Outdoor Conditions (7/24): Pack it in, pack it out

Included here are notices reported in the past week. Please check the Adirondack Backcountry Information webpages for comprehensive and up-to-date information on seasonal road statuses, rock climbing closures, specific trail conditions, and other pertinent information.

Trash in the Backcountry: DEC is receiving increased reports of visitors leaving trash behind after trips to State lands, waters, and facilities in the Adirondacks. Outdoor adventurers are reminded to follow the principles of Leave No Trace, and keep New York’s environment clean by properly disposing of waste.

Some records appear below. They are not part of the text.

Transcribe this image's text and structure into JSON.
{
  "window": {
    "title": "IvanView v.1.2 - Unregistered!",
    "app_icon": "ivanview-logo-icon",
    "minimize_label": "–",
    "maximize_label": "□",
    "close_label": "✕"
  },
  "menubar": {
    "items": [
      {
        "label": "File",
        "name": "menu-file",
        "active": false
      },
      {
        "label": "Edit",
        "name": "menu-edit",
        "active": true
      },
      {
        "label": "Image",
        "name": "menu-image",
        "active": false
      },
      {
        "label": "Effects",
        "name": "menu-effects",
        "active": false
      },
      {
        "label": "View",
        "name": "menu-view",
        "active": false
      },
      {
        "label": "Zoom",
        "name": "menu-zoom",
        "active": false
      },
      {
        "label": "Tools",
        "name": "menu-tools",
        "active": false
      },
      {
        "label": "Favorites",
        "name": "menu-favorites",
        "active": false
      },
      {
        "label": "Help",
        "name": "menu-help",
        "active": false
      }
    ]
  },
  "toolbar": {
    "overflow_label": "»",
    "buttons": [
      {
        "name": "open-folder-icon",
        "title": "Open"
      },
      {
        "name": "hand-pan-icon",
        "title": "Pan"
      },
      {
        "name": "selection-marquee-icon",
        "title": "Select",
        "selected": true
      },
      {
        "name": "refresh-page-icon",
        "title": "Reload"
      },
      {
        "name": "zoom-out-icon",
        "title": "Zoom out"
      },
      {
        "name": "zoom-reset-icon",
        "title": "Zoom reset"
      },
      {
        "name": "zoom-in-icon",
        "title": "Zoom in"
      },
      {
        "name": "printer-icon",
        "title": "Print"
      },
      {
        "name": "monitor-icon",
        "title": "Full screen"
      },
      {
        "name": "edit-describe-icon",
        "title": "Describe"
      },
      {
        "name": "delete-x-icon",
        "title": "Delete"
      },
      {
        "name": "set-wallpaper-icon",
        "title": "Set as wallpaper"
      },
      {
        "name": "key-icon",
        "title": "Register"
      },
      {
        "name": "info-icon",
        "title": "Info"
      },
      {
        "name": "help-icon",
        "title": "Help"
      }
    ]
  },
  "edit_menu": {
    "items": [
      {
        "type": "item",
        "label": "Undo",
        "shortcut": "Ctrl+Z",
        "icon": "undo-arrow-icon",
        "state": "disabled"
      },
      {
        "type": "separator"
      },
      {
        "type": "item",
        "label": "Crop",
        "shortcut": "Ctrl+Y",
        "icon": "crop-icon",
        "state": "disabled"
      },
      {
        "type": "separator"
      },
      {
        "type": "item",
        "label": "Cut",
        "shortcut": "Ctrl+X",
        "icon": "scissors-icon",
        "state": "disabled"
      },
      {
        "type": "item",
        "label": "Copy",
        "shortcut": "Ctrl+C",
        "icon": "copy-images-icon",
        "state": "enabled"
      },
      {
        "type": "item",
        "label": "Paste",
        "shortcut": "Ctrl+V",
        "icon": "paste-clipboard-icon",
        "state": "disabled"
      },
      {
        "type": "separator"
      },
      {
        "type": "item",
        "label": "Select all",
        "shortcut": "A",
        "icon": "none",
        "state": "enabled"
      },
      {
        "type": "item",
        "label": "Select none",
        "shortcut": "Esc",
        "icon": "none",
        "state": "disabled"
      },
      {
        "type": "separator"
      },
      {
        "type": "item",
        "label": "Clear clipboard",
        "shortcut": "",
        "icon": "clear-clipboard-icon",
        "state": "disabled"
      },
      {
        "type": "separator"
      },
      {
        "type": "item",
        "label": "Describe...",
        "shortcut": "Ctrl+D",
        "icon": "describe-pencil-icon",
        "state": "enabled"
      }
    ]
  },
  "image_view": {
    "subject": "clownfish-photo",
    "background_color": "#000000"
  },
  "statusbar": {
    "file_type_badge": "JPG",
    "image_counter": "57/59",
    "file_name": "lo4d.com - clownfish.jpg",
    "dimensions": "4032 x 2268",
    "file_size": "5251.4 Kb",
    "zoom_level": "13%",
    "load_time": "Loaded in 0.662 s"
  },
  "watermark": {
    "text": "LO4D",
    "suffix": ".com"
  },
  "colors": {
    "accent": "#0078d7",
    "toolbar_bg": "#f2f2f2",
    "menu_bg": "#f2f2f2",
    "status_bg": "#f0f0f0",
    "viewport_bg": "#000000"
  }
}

Travel: Check 511NY for road closures and travel conditions. If you plan on hiking in the High Peaks, use 511NY to check the status of parking lots along the busy Route 73 corridor. Have back-up plans in place and, if the parking lot at your desired destination is full, move on to your back-up plan. Status of parking lots is being updated throughout the day on weekend days by patrolling DEC Forest Rangers and Forest ranger assistants.

» Continue Reading.


Thursday, July 23, 2020

DEC Offers New Online Bowhunter Education Course

ECOs Nicols and Brassard with the buck and crossbowStarting July 15, the NYS DEC began offering its new online bowhunter education certification course, DEC commissioner Basil Seggos announced. “DEC began offering online hunter education courses this spring, and the response has been fantastic. I encourage all experienced and aspiring bowhunters to take advantage of this opportunity and sign up to take the bowhunter education course online.” Seggos went on to say.

If you wish to bow hunt deer or bear in New York State, a bowhunter education course along with a mandatory hunter education course are both required before the purchase of a hunting license. All of the DEC’s in person bowhunter education courses have been cancelled this year as a result of the State’s ongoing COVID-19 response. This new online course allows for new bowhunters to complete their required certifications in time for the fall hunting season. More than 30,000 people have completed the DEC’s new online hunter education course since its April 15 announcement.

» Continue Reading.


Wednesday, July 22, 2020

Rangers come to aid of hikers stuck on Trap Dike

Recent NYS DEC Forest Ranger actions:

Town of North Elba
Essex County
Wilderness Rescue:
On July 18 at 11:30 a.m., DEC’s Ray Brook Dispatch received a request for assistance for two hikers stuck on the Trap Dike. The hikers exited the Trap Dike too soon and became stranded on the south side. The pair was advised to stay put and not try to go back due to the steepness of the terrain. Two Forest Rangers responded to assist. The Lake Colden caretaker saw the hikers but could not establish voice contact. Forest Rangers and the New York State Police (NYSP) Aviation unit performed a hoist rescue to bring the hikers safely to the base of the Trap Dike so they could hike out. The Lake Colden caretaker then paddled the stranded hikers and Forest Ranger Robbi Mecus to the end of Avalanche Lake where they started the hike back and were out of the woods by 8:02 p.m.Town of North Elba.

» Continue Reading.